Unemployment Benefits Extension: "Method to Democrats' Unemployment Madness?"

That's the headline at US News & World Report.
The New York Times goes with "House Republicans Block Unemployment Benefits Extension".
Here's USNWR last Friday:

Yesterday, the lame-duck Democrat-controlled House defeated another extension of unemployment benefits by a vote of 258-154, which was short of the two-thirds majority needed for passage under special fast-track rules the Democratic leadership imposed. According to the Wall Street Journal, Majority leader Steny Hoyer said the bill would be brought back up again on November 29, the day before the benefits are set to expire.

So the Democrats are continuing with their strategy of fast-tracking the bill over and over, forcing Republicans to repeatedly vote against it. They may think this is a good idea rhetorically—"The Republican Party doesn't care whether you have a Christmas or a way to fund your mortgage or a way to put food on the table for the next three months," said Democratic Rep. Jim McDermott of Washington, in just one of many similar soundbites—but that message seems to be backfiring.
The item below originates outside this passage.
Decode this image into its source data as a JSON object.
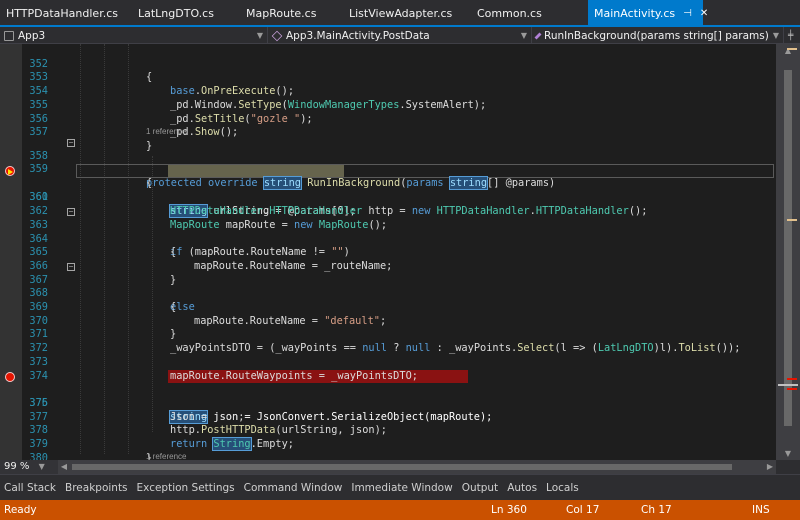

They've tried it every time these extensions have come up, trundling out tired "Republicans-are-mean" press releases. Instead, voters got the message that as difficult as choices like these are, Republicans are not interested in adding to the deficit. And that led to the Big Shellacking.

Current unemployment benefits—even before this extension—provide federal funding for up to 99 weeks to laid-off workers. That's almost two years of "temporary" unemployment benefits, not paid for in any way. At what point do federal unemployment benefits become welfare? Most voters know that at some point, we've got to start paying for what is slowly becoming another federal entitlement program. The voters may be ahead of some of the politicians on this one. [Read more about unemployment.]

The Democrats in leadership made a choice: they could have brought this unfunded bill up under slower, regular rules needing a simple majority vote, or they could do it under special fast-track rules that needed a two-thirds vote. If they had chosen the former, it would have passed. But they chose the latter, and it failed....MORE
And the Times' The Caucus blog:
The House failed to pass an extension unemployment insurance benefits for another three months Thursday afternoon. The vote was 258 to 154, short of the two-thirds needed for passage.
Republicans have sought to block the extension of benefits before, arguing that the spending should be offset by savings elsewhere.

Representative Steny Hoyer of Maryland, the Democratic majority leader, said his party will continue to push for the extension when lawmakers return on November 29. Without an extension, benefits will expire on November 30.

“Today, Republicans blocked an extension of unemployment insurance for thousands of families who have lost jobs through no fault of their own,’ Mr. Hoyer said. “As a result, they can expect their insurance to begin to run out just after Thanksgiving weekend. Republicans’ opposition to this bill was bad for families across their own districts, and worse for our economy as a whole.”...MORE